The Book of Hebrews is a profound and complex text within the New Testament that stands as a bridge between the Old Covenant and the New, weaving together themes of faith, endurance, and the supremacy of Christ. Unlike other New Testament writings, Hebrews does not bear a clear authorship, though it has historically been attributed to Paul, Barnabas, Apollos, and others by early Christian writers. Its precise author remains a subject of scholarly debate, adding an element of mystery to its study. Written likely before the destruction of the Jerusalem temple in AD 70, the epistle is addressed to a community of Jewish Christians facing persecution and tempted to revert to Judaism or abandon their faith altogether.

Hebrews opens with a majestic assertion of Christ's divinity and superiority over angels, proclaiming Him as the ultimate revelation of God, surpassing the prophets and the angelic messengers associated with the Mosaic Law (Hebrews 1:1-4). This introduction sets the tone for the entire epistle, which systematically presents Jesus as superior to key figures and elements of the Jewish faith, including Moses and the priesthood, and as the mediator of a better covenant established on better promises (Hebrews 8:6).

Central to the theological significance of Hebrews is its portrayal of Jesus as the great high priest, a concept developed through a detailed exposition of Psalm 110:4 and the figure of Melchizedek. This high priestly ministry is depicted as surpassing the Levitical priesthood, offering a once-for-all sacrifice that effectively cleanses sin and grants believers direct access to God (Hebrews 4:14-16; 9:11-14). Through this lens, the epistle articulates a soteriology that emphasizes the completeness and sufficiency of Christ's atoning work, encouraging readers to hold fast to their confession of faith.

The theme of faith, especially as articulated in Hebrews 11, presents an inspiring "hall of faith," recounting the lives of Old Testament figures who lived by faith in God's promises. This chapter serves both as an encouragement and a challenge to the epistle's recipients to persevere in their faith, despite persecution and hardship, looking to Jesus as the "pioneer and perfecter of faith" (Hebrews 12:2).

Moreover, Hebrews emphasizes the importance of community and mutual encouragement among believers, urging its audience to spur one another toward love and good deeds, especially as they see the Day of the Lord approaching (Hebrews 10:24-25). This exhortation underscores the practical implications of the theological truths expounded in the letter, highlighting the interconnectedness of faith, hope, and love in the life of the Christian community.

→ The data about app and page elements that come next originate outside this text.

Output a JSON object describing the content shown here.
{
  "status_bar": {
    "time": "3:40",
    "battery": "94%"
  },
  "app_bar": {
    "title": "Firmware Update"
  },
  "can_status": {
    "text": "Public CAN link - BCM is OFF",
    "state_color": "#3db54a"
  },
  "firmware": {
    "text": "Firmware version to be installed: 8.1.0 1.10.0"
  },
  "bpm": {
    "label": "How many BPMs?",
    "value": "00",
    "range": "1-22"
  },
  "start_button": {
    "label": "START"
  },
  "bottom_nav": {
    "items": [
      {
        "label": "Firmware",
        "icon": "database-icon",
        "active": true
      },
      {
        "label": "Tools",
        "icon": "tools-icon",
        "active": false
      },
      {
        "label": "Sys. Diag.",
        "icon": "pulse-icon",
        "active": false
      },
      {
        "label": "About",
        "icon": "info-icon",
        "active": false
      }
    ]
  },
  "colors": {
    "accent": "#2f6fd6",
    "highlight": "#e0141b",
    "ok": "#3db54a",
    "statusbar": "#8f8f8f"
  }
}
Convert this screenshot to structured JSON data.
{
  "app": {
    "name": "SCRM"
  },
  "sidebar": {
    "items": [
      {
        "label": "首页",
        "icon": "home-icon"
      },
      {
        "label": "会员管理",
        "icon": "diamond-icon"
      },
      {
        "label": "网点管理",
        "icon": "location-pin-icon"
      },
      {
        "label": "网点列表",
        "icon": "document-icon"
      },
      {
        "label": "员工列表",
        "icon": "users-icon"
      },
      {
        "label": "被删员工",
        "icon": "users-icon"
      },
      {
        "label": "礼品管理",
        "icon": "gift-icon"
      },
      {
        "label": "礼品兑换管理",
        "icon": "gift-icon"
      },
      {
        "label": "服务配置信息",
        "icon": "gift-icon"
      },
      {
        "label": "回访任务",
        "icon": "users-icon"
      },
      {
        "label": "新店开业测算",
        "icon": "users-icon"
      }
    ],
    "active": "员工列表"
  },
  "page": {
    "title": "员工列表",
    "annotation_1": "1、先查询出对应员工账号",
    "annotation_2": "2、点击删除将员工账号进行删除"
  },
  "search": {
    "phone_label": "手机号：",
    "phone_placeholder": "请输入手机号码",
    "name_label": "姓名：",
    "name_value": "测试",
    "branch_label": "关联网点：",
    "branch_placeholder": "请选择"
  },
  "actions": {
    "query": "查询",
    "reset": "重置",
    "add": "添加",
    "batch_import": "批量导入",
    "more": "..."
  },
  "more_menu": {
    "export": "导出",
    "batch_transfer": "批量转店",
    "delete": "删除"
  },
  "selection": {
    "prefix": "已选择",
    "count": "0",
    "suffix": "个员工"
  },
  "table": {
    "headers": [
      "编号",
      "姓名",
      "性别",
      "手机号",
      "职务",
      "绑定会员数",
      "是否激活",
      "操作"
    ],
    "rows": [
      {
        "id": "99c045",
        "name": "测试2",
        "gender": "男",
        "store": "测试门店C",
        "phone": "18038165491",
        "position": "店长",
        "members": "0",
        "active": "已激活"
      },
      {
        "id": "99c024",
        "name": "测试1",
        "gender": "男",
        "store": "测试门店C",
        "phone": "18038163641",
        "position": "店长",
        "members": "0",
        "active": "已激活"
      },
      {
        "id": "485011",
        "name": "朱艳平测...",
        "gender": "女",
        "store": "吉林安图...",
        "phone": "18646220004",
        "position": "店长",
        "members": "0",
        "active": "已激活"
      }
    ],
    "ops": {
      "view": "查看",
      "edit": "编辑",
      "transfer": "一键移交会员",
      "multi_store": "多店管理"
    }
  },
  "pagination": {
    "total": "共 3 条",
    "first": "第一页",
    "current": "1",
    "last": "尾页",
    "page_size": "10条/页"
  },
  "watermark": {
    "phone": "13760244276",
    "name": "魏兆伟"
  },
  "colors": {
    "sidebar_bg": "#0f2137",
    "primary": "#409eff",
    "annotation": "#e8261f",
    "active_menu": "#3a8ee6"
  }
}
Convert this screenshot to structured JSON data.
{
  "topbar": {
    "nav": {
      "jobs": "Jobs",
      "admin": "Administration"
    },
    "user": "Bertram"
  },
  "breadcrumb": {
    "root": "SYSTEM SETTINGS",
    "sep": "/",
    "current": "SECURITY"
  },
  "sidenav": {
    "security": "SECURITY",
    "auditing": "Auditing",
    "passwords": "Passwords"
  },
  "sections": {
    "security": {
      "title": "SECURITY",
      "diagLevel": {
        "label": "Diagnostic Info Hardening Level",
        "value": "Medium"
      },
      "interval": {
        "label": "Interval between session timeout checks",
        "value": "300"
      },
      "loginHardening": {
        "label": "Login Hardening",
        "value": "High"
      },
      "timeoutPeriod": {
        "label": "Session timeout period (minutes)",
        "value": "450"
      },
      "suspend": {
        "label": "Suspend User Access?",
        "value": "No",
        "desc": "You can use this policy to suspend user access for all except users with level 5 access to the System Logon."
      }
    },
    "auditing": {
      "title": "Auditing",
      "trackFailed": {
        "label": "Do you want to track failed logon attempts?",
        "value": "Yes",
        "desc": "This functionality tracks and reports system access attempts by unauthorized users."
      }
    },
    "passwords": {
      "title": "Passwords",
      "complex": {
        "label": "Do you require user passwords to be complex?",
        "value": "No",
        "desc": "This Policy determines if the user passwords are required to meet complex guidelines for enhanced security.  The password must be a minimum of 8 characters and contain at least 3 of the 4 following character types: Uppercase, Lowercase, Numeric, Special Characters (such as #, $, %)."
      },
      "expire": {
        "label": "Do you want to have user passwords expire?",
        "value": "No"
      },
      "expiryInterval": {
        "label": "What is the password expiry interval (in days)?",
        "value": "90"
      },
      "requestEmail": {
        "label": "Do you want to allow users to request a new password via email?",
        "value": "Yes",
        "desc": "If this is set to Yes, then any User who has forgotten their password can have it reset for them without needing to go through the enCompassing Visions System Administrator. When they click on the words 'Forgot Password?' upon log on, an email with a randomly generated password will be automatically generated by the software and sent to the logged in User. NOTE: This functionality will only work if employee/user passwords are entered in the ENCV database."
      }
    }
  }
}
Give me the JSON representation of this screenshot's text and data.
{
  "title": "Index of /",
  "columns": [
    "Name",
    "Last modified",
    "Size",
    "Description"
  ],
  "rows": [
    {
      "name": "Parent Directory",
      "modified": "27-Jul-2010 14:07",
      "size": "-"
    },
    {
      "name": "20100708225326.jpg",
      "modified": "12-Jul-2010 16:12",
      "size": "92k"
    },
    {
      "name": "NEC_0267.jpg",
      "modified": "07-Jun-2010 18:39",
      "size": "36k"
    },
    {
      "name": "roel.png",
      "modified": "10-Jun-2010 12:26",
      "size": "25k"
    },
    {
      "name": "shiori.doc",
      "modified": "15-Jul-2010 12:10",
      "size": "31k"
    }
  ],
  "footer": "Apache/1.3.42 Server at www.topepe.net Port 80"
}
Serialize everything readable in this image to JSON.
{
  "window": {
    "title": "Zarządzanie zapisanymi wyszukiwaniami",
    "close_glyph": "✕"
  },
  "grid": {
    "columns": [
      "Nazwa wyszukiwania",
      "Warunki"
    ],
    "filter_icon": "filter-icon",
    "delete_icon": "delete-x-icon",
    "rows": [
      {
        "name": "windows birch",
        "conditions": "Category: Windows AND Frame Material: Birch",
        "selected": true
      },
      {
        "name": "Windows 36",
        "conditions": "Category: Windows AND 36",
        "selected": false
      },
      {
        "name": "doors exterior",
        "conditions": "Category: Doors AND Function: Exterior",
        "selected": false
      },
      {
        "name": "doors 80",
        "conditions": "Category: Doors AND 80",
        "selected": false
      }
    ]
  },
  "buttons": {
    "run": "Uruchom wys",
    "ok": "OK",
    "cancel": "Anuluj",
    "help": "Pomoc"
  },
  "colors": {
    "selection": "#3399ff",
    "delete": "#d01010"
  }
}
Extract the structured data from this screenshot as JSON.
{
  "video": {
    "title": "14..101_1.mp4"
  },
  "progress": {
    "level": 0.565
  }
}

In the broader biblical narrative, Hebrews enriches our understanding of Christ's person and work, bridging Old Testament themes and figures with the reality of the New Covenant. It offers a deep theological reflection on the nature of Christ's priesthood, the efficacy of His sacrifice, and the faith required to live in light of these truths. The epistle's call to endurance, faithfulness, and community resonates through the centuries, providing timeless guidance for believers navigating the complexities of faith in a challenging world.

In conclusion, the Book of Hebrews is a theological masterpiece that invites readers into a deeper appreciation of Christ's supremacy, the finality of His work on the cross, and the enduring call to faith and perseverance. Its rich tapestry of Old Testament references, coupled with its profound doctrinal insights, continues to inspire and challenge believers to live lives that reflect the reality of the completed work of Christ, firmly rooted in the hope of the Gospel.